▸ Study material
↓

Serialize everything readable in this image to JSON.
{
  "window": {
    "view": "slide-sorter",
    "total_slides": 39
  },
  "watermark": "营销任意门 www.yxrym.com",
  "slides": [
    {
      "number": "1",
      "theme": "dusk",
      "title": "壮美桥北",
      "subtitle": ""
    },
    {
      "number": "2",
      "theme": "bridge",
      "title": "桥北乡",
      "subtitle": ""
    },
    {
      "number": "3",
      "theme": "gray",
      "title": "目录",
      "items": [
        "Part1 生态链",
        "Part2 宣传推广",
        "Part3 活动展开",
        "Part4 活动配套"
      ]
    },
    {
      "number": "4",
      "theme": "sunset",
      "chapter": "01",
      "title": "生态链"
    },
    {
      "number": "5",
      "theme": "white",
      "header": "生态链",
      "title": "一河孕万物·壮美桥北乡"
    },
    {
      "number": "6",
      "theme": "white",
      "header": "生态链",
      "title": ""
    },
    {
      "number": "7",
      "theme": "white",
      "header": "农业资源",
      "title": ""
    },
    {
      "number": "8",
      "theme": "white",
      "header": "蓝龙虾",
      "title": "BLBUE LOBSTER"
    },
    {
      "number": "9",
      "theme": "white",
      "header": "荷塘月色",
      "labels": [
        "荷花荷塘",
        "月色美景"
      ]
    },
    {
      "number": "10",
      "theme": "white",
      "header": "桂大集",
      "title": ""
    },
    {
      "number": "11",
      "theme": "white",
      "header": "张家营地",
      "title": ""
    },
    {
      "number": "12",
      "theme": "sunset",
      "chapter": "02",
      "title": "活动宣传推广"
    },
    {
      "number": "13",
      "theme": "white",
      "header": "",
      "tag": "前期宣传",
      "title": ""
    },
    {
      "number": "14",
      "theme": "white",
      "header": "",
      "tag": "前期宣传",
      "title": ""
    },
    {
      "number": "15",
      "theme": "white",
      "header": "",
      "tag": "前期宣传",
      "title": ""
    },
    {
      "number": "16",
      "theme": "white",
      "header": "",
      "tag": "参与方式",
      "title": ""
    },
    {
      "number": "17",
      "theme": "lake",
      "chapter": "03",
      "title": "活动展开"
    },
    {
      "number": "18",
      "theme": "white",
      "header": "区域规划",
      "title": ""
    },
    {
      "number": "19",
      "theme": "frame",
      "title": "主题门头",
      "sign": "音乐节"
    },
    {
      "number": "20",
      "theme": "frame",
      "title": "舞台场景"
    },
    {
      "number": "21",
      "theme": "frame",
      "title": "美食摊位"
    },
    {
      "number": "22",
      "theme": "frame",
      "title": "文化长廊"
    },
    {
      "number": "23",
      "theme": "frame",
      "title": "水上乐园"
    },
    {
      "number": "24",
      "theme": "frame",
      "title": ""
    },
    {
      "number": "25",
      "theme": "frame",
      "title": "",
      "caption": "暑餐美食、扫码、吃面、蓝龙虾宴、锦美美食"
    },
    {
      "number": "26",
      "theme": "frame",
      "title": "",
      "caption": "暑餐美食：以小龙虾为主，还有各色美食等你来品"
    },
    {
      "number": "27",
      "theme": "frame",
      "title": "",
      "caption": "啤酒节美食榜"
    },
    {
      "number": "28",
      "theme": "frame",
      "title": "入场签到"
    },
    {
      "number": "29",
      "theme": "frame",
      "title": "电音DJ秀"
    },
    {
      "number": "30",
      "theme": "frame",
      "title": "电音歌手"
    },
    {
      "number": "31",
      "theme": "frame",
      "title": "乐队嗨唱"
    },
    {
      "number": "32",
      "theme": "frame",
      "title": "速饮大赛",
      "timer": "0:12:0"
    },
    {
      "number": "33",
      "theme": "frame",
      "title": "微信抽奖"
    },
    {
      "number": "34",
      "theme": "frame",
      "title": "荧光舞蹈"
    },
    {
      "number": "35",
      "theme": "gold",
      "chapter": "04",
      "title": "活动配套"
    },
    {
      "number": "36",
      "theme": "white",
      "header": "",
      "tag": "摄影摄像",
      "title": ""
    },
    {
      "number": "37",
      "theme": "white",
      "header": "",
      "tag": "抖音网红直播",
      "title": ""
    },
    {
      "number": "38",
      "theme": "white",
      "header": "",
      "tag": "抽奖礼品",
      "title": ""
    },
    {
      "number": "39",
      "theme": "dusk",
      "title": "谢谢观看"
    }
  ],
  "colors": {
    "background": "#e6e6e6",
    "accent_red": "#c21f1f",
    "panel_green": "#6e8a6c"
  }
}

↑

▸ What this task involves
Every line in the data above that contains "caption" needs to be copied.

▸ Exercise response
      "caption": "暑餐美食、扫码、吃面、蓝龙虾宴、锦美美食"
      "caption": "暑餐美食：以小龙虾为主，还有各色美食等你来品"
      "caption": "啤酒节美食榜"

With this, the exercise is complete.